The Blue Sphere bonus round from Sonic 3 & Knuckles are back with furious vengeance. However, these bonus rounds are not for picking up the chaos emeralds, rather Silver Medallions which are awarded to players who complete the Bonus Stage and a Gold Medallion is awarded to those who manage to collect all the blue spheres and rings. It was nice to see that they are frustrating but none of it felt unfair, it was just my own shoddy missteps. The main bonus stages are found as big gold rings, just like in the old games, usually after taking the beaten path to find them and they are quite the challenge to find. You will be transported to an open racetrack world similar to the bonus stages in Sonic 3D where you will need to collect blue spheres in order to speed up to catch a chaos emerald. Rings serve as a way to extend the time limit and while not a huge challenge, accessing the portals to get to these levels are. This alone will take many playthroughs to get done and only the true hardened of completionist will want to rise up to the challenge.
Is there anything? Anything at all I can truly criticise? Not really, and I’m not saying that as someone with the rose-tinted glasses firmly on my face. As previously mentioned, I can accept when a Sonic game sucks and there have been some stinkers in his time. Perhaps I could complain about the lack of extras, a lack of new pick-ups in the games or lack of new modes except for split-screen battle and a time trial mode, but I think that would be unfair on an otherwise fantastic job done by all the developers involved in this project. This game deserves the praise it has so far gained as well as its many perfect scores.
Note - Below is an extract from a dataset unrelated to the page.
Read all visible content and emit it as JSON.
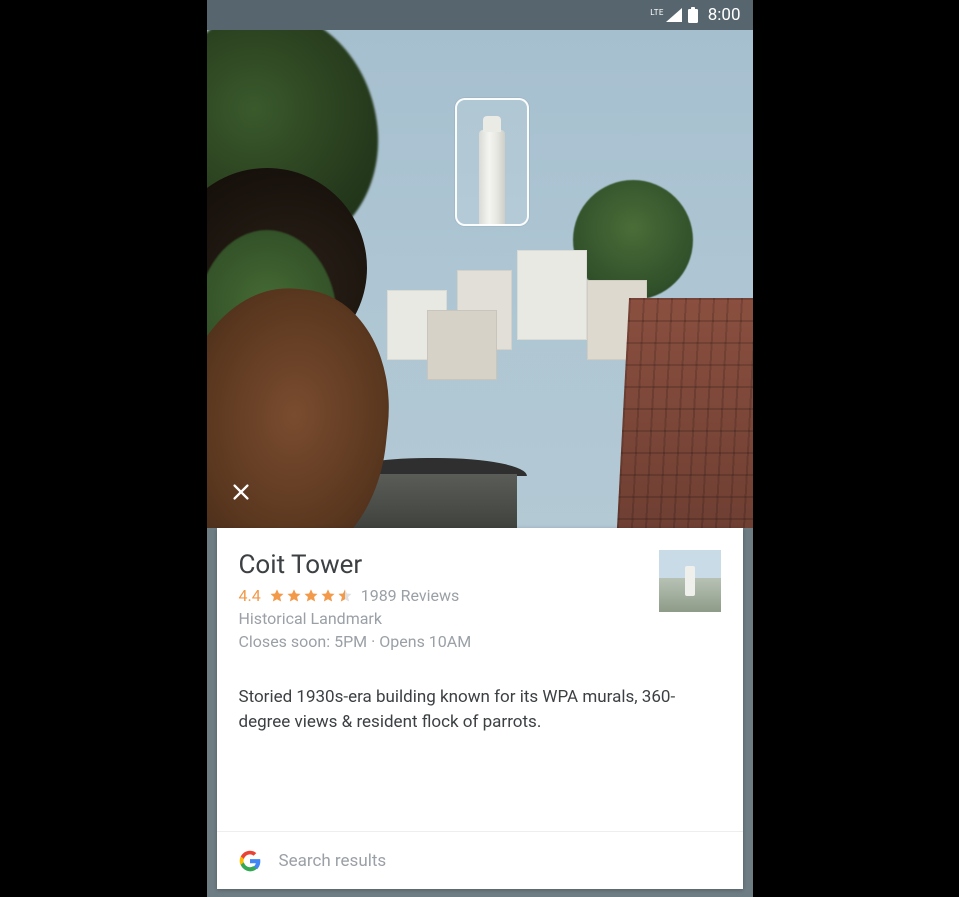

For £16, SEGA and Head Cannon invite you to a world once forgotten.Many fans wanted to experience a down to earth old school style Sonic game and Sonic Mania set out what it needed to do to achieve that goal. It would be futile moaning over what could have been as what I experienced on my playthrough of Sonic Mania gave me a glimmer of hope that all was right with the world again. I hope I am speaking on behalf of a lot of old school Sonic fans when I say this, but this is the perfect old-school Sonic the Hedgehog game we have been yearning for since 1994.
Everything from the presentation to the music score is designed to keep the old guard smiling for a long time. I don’t expect new gamers, younger gamers or fans of chubby red plumbers to understand the sentiments behind this review, but finally the Sonic the Hedgehog we yearned is finally back. While the path ahead for the blue hedgehog may be uncertain, we have a Sonic game we can keep coming back to for generations to come and perhaps play with our own children, in our own cold conservatories.
Sonic is back, praise be, Sonic is back. Old school fans will relish the challenge and the attention to detail while younger gamers may able finally understand why Sonic was such a gaming icon in the 1990’s. But seriously, screw Hydrocity Zone.